Lets say I have the following setup

  • Two teams: TeamAlice and TeamBob
  • A command that requires admin access: admin_command
  • Two sets of computers: TeamAlice_Computers and TeamBob_Computers

Only TeamAlice has login access to TeamAlice_Computers, and only TeamBob has login access to TeamBob_Computers

Is it acceptable to put TeamAlice and TeamBob in a security group that gives permission to admin_command? or should I instead make 2x security groups, explicitly listing the team / computers? Are there pros/cons to each?

My gut feel is that having a single security group would make the permissions less cluttered and easier to understand, but that somehow it violates the principle of least privilege. Am I overthinking this?

2 Answers 2


I will use another principle to answer your question: use more than one defence line in case one gets broken.

If you can be sure that your login protection is 100% secure, both ways are stricly equivalent: only users from TeamAlice can access machines from TeamAlice_Computers and only those having the admin privilege can use admin_command there.

Now if admin_command is highly sensitive, I would use two security groups. The rationale is that a weakness in the login system allowing a user from TeamAlice to access a machine in TeamAlice_Computers will not give them admin privileges. It should not be possible, but we all know that many softwares can have security flaws...


It depends. Each approach in this case has own pros and cons.

You don't describe how is the login permissions are given.

One approach can be to define 2 groups:

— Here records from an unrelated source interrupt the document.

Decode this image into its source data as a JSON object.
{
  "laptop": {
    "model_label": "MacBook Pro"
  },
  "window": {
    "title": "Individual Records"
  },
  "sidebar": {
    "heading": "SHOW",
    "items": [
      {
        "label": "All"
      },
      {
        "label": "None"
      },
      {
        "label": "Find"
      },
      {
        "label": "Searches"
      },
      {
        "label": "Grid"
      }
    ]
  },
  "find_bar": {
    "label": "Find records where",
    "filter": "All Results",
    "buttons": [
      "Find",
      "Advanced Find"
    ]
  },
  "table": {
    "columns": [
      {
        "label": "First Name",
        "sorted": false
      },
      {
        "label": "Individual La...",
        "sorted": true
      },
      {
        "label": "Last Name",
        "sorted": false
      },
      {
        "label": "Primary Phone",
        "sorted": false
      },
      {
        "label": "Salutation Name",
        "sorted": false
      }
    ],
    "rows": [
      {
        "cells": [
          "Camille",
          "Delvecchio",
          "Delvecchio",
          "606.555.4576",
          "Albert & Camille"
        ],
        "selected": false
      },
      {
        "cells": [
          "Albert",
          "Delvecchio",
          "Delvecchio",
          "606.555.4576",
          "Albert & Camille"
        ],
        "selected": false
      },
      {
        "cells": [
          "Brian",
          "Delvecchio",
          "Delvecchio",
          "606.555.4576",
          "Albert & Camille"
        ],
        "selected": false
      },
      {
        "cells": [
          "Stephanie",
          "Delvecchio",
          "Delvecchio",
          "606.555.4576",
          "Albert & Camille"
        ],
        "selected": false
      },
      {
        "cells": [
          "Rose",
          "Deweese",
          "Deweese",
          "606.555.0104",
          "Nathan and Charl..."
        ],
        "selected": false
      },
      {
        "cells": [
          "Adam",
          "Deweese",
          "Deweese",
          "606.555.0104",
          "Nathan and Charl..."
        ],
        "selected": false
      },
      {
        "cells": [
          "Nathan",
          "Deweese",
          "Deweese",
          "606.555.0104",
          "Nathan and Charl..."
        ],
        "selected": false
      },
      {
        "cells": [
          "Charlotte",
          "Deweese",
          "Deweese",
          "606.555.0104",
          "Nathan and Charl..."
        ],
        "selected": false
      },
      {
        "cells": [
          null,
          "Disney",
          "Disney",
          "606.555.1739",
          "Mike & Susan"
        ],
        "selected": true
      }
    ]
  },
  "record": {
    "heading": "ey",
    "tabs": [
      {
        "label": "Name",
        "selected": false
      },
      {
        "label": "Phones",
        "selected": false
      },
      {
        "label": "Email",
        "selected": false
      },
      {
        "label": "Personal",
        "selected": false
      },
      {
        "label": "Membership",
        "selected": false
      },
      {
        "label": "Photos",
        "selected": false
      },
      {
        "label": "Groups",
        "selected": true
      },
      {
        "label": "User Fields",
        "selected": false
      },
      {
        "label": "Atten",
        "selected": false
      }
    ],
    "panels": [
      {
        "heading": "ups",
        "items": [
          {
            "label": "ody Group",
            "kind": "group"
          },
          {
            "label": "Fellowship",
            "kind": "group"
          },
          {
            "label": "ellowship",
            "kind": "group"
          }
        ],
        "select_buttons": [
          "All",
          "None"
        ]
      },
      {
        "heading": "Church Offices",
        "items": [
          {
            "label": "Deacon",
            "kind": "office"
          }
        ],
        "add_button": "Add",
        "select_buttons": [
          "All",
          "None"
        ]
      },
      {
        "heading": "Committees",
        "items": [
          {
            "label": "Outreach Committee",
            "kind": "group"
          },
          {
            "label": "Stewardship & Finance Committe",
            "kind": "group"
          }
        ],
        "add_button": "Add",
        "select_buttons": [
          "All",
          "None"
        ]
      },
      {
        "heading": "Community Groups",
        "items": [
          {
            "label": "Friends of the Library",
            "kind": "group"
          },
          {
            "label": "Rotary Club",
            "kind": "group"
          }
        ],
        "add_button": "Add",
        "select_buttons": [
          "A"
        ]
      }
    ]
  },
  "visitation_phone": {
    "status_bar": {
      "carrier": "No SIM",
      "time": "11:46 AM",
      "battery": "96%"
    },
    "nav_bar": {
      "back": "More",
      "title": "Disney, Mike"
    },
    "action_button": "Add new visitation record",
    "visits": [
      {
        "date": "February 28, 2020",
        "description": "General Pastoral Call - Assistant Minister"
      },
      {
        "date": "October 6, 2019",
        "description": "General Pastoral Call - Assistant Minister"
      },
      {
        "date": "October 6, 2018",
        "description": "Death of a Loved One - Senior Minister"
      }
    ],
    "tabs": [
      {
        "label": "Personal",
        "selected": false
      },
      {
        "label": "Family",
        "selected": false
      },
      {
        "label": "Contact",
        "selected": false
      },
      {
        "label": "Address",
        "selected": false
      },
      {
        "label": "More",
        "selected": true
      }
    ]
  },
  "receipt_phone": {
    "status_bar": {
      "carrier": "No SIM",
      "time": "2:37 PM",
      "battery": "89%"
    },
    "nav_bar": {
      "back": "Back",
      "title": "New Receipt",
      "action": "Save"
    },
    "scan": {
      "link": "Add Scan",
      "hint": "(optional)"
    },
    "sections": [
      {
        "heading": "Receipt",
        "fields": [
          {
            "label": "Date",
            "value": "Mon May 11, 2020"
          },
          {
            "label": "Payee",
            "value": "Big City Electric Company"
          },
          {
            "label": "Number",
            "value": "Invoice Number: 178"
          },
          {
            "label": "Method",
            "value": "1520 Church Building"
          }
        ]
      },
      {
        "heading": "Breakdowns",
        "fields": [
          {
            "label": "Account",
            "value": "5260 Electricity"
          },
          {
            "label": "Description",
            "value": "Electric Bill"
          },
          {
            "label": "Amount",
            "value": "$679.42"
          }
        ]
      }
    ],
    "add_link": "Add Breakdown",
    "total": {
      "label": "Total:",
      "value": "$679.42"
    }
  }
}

  • "AliceAdmins": This group would contain permissions "AliceLogin" and "admin_command"
  • "BobAdmins": This group would contain permissions "BobLogin" and "admin_command"

Thus you can configure each of these groups independently on each other. For instance, you can easily add some "admin_command_2" to one group but not to the other. Or you can easily remove "admin_command" from one group but keep it in the other.

You must log in to answer this question.

Not the answer you're looking for? Browse other questions tagged .